== The records ==

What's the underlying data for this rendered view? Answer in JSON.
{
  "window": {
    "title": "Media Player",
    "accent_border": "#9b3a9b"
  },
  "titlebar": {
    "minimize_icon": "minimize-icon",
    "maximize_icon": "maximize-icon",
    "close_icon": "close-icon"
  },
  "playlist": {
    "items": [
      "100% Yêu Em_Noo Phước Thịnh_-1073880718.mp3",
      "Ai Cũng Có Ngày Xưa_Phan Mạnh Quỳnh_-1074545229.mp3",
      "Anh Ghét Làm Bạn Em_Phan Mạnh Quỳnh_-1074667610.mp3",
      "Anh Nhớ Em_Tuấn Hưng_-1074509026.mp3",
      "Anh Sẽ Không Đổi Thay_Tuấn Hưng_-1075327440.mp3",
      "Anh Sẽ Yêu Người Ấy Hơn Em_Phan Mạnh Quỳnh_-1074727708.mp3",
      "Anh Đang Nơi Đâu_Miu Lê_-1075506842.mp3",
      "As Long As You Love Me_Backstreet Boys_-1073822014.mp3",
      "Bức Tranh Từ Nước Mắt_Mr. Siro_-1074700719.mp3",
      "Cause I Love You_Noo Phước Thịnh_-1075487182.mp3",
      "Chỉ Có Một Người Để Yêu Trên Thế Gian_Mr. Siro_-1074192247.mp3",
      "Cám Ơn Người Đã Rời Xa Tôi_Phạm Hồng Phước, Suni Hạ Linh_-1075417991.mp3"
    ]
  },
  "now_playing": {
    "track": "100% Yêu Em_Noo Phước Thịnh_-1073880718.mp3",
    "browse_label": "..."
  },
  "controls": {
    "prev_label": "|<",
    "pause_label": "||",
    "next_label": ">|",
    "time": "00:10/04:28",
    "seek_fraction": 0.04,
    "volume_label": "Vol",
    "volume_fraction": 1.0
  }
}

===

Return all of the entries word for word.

What's the underlying data for this rendered view? Answer in JSON.
{
  "window": {
    "title": "Media Player",
    "accent_border": "#9b3a9b"
  },
  "titlebar": {
    "minimize_icon": "minimize-icon",
    "maximize_icon": "maximize-icon",
    "close_icon": "close-icon"
  },
  "playlist": {
    "items": [
      "100% Yêu Em_Noo Phước Thịnh_-1073880718.mp3",
      "Ai Cũng Có Ngày Xưa_Phan Mạnh Quỳnh_-1074545229.mp3",
      "Anh Ghét Làm Bạn Em_Phan Mạnh Quỳnh_-1074667610.mp3",
      "Anh Nhớ Em_Tuấn Hưng_-1074509026.mp3",
      "Anh Sẽ Không Đổi Thay_Tuấn Hưng_-1075327440.mp3",
      "Anh Sẽ Yêu Người Ấy Hơn Em_Phan Mạnh Quỳnh_-1074727708.mp3",
      "Anh Đang Nơi Đâu_Miu Lê_-1075506842.mp3",
      "As Long As You Love Me_Backstreet Boys_-1073822014.mp3",
      "Bức Tranh Từ Nước Mắt_Mr. Siro_-1074700719.mp3",
      "Cause I Love You_Noo Phước Thịnh_-1075487182.mp3",
      "Chỉ Có Một Người Để Yêu Trên Thế Gian_Mr. Siro_-1074192247.mp3",
      "Cám Ơn Người Đã Rời Xa Tôi_Phạm Hồng Phước, Suni Hạ Linh_-1075417991.mp3"
    ]
  },
  "now_playing": {
    "track": "100% Yêu Em_Noo Phước Thịnh_-1073880718.mp3",
    "browse_label": "..."
  },
  "controls": {
    "prev_label": "|<",
    "pause_label": "||",
    "next_label": ">|",
    "time": "00:10/04:28",
    "seek_fraction": 0.04,
    "volume_label": "Vol",
    "volume_fraction": 1.0
  }
}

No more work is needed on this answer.